The Eta Aquarids (Eta Aquariids) can be quite prolific, especially when seen from the Southern Hemisphere, reaching rates of up to 40-85 meteors an hour. Indeed they are regularly one of the best meteor showers of the year for those in the Southern Hemisphere. And this year the peak of activity will be occurring simultaneously with a new moon, so the night will be nice and dark, making the meteors especially visible. For those in the Northern Hemisphere, the closer you are to the equator the better but it should still be a good show even if you are a good bit farther north than that.
So for those interested, make sure to set aside time in the early morning hours of Sunday May 5th, ideally in the 4-5 hour period before dawn. The meteors will appear to be radiating out of the constellation of Aquarius, and specifically its brightest star Eta Aquarii, in the southeast portion of the sky. In general the higher that the radiant (where the meteors appear to be coming from) is in the sky, the more meteors that you will see, and it will be highest in the hours just before dawn. So what you’re looking for is the right balance of a radiant high in the sky and the darkest hours of the night.
And for those looking for more information on all of the other great meteor showers expected this year, see: Meteor Showers 2013 Dates and Times, Geminids, Leonids, Perseids, Orionids, Draconids, Taurids, Ursids, Etc
As always, in order to enjoy the meteor shower there are a couple of things to keep in mind. You need a dark sky, preferably far away from city lights. You’ll need time for your eyes to fully adjust to to dark, which can take 10 or more minutes, and this also means that all of your brightly-lit electronic devices should be turned off or dimmed. And perhaps most importantly, you need to make sure that you get comfortable; blankets, warm clothes, coffee, hot chocolate, those all go a long way towards making the experience more enjoyable.

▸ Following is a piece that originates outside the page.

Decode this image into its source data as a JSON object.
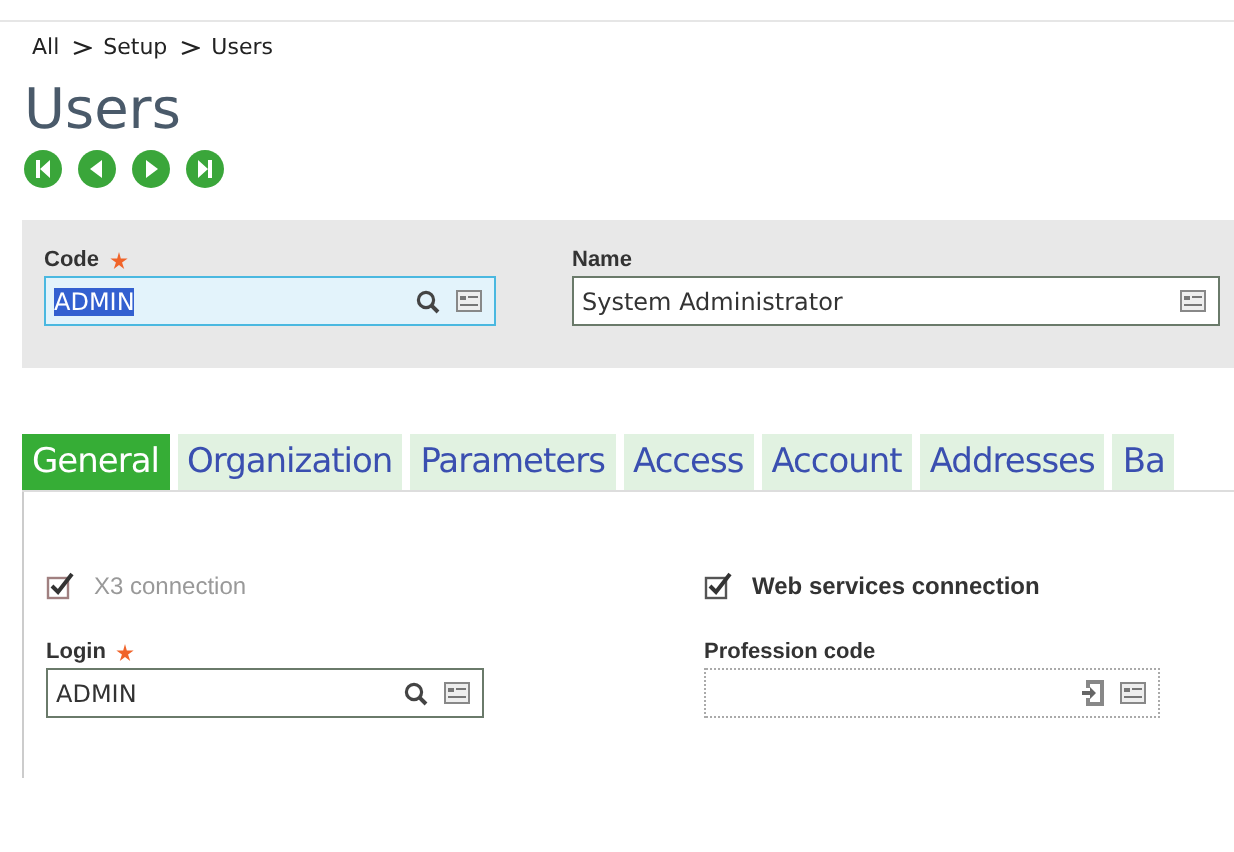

As an interesting note, the Eta Aquarid meteor shower is the result of the Earth passing through the debris trail that was left in space by Halley’s Comet. Every year the Earth passes through the dust, pebbles, and rocks, that were left behind by the famous comet, and as these enter the atmosphere they create the “meteors” that we see.